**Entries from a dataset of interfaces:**
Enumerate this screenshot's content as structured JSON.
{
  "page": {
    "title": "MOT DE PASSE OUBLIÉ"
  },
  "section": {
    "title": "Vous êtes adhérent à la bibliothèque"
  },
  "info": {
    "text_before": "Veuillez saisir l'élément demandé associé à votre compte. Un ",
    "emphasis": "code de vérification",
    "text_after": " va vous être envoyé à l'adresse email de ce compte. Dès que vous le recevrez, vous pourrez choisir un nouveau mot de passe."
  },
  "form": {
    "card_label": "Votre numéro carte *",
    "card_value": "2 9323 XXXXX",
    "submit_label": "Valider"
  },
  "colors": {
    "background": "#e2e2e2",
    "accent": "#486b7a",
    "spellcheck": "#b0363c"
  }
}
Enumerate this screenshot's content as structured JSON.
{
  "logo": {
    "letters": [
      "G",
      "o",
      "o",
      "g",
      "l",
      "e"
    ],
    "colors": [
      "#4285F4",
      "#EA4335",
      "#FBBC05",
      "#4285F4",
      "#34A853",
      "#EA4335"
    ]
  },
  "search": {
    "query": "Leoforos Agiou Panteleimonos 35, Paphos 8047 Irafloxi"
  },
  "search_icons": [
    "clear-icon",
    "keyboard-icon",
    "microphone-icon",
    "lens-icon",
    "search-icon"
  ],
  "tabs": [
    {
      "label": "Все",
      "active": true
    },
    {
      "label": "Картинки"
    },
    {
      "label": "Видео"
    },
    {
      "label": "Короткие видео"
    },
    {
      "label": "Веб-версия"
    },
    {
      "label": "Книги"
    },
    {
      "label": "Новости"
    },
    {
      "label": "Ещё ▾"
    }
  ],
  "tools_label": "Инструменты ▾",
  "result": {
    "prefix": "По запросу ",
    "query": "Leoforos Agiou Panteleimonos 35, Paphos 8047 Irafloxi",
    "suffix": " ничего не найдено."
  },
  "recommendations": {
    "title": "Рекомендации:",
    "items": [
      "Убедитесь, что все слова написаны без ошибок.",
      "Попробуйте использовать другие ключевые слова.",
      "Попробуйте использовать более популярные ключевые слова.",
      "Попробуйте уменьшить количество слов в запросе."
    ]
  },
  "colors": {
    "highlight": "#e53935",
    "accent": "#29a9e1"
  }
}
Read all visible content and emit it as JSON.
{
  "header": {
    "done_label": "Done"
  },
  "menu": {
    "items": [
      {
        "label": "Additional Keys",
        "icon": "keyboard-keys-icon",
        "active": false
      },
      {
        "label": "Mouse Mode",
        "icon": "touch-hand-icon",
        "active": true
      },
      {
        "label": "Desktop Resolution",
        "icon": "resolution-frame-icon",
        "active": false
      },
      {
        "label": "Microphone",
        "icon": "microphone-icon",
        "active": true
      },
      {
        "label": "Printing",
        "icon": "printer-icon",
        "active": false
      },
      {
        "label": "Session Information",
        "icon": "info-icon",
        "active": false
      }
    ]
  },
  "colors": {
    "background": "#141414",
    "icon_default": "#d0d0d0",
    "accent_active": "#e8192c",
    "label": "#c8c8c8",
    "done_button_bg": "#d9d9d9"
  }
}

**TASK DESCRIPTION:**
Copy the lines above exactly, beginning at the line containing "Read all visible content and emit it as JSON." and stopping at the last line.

**FINISHED TASK:**
Read all visible content and emit it as JSON.
{
  "header": {
    "done_label": "Done"
  },
  "menu": {
    "items": [
      {
        "label": "Additional Keys",
        "icon": "keyboard-keys-icon",
        "active": false
      },
      {
        "label": "Mouse Mode",
        "icon": "touch-hand-icon",
        "active": true
      },
      {
        "label": "Desktop Resolution",
        "icon": "resolution-frame-icon",
        "active": false
      },
      {
        "label": "Microphone",
        "icon": "microphone-icon",
        "active": true
      },
      {
        "label": "Printing",
        "icon": "printer-icon",
        "active": false
      },
      {
        "label": "Session Information",
        "icon": "info-icon",
        "active": false
      }
    ]
  },
  "colors": {
    "background": "#141414",
    "icon_default": "#d0d0d0",
    "accent_active": "#e8192c",
    "label": "#c8c8c8",
    "done_button_bg": "#d9d9d9"
  }
}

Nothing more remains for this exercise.